It’s no surprise that we love texting. It’s fast, easy, and you can answer when it’s convenient for you as a traveler. But, there are a few things that need a phone call, especially as we’re getting to know each other. A phone call means we can get to the bottom of what you’re looking for quickly without a lot of time spent waiting for the other person to respond via text or email.
#6: We want you to be happy
We want you to be happy with the places you go and the facilities you work with. After all, a happy traveler is a return traveler. The last thing we want to do is send you to a hot mess that you’ll hate three days in.
#7: Having a profile ready to go means you’re first submitted
Good jobs go fast, especially in this market. If you have a profile ready to go, you’ll be the first one on the manager’s desk. One way to have this ready is with a universal Kamana profile. All your information is held in a secure portal, and you can share it with any recruiter at any agency. (Remember that part about us understanding you might be working with more than one agency?) For an even more complete profile, don’t forget to grab a referral from your most recent manager before you leave that position.
#8: Applying to the same job with multiple agencies can get you blackballed
It might seem like applying for a travel nurse job is a numbers game right now, and if you want to ensure you get a position, you should apply multiple times. No! If you apply for the same job with different agencies, many facilities will automatically reject both applications. It’s not worth a facility’s time to try to figure out which agency applied first or should be awarded the contract, so they cut them both, leaving those travelers without a job.
#9: Sending your timesheet late is a big hassle
Most agencies pay weekly for time worked the previous week, and it’s not uncommon for timesheets to be due sometime on Monday. That gives agencies only a few working days to process the timesheet, make sure all the time matches up and ensure stipends are calculated correctly. When you send in a late timesheet or send it in scribbled on a piece of notebook paper, it takes the payroll folks at your agency more time to process everything. They know that delaying a traveler’s paycheck is not an option and often work late to make sure you get paid on time. Help them help you get paid on time.
#10: We don’t control whether you’re canceled

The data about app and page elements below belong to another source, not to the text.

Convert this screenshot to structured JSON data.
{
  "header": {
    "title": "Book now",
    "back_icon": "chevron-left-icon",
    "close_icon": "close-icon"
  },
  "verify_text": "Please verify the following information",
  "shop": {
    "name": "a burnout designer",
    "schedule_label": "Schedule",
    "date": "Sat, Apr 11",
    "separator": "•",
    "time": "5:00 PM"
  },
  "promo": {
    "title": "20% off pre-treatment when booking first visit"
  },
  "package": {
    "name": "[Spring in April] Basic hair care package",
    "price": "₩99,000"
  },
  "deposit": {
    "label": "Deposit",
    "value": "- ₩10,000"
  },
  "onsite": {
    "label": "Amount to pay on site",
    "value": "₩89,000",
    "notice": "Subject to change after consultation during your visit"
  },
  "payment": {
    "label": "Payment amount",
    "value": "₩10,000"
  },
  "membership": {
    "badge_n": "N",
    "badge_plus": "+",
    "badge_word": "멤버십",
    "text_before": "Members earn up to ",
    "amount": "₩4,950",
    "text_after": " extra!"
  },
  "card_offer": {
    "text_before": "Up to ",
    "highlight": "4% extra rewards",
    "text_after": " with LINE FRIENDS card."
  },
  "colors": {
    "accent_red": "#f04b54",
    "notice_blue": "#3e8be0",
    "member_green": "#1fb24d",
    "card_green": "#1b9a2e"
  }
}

There are plenty of reasons why someone might be canceled—lowered census at the hospital, an internal hiring campaign for staff positions, or even over-hiring travelers. Although we hate when you’re canceled, our hands are usually tied. What we can do is search tirelessly for a new position. If you’ve signed a lease, let us know, and we’ll do whatever we can to find you a position in the same general area, so you don’t lose out on your rent money. We can’t promise all the terms will be the same, but we’ll do what we can.
Bonus #11: Lavish gifts come out of your pay package
We all hear about lavish gifts during the holidays or during Nurses Week. North Face jackets, Figs scrubs, or fancy handbags are all things we’ve seen. However, companies that give gifts THAT lavish often can for one reason—they’re paying you less. These companies aren’t sending you expensive gifts because they’re being kind, it’s because they’ve taken money out of your contract to compensate themselves for your present. What would you rather have?
Bonus #12: We’re not always a fit
We know finding a good recruiter match doesn’t always happen overnight. Sometimes, the first recruiter you match with doesn’t vibe with your personality, or it’s just not a good fit. In these cases, there’s no shame in breaking up with your recruiter and finding another one. Have a chat with their manager, or use the tips in our previous article, “Breaking Up with Your Travel Nurse Recruiter.”
Looking for an agency that’s committed to treating you with honesty and candor? Triage Staffing listens to what you want and then shoots you straight so you can make the decision that’s right for you. To connect with a Triage recruiter, apply for a travel nurse job on the Triage website.
We hope you enjoyed this article on what recruiters wish you knew. Do any of these things that recruiters wish you knew surprise you? Comment below. Recruiters, do you have any to add to this list?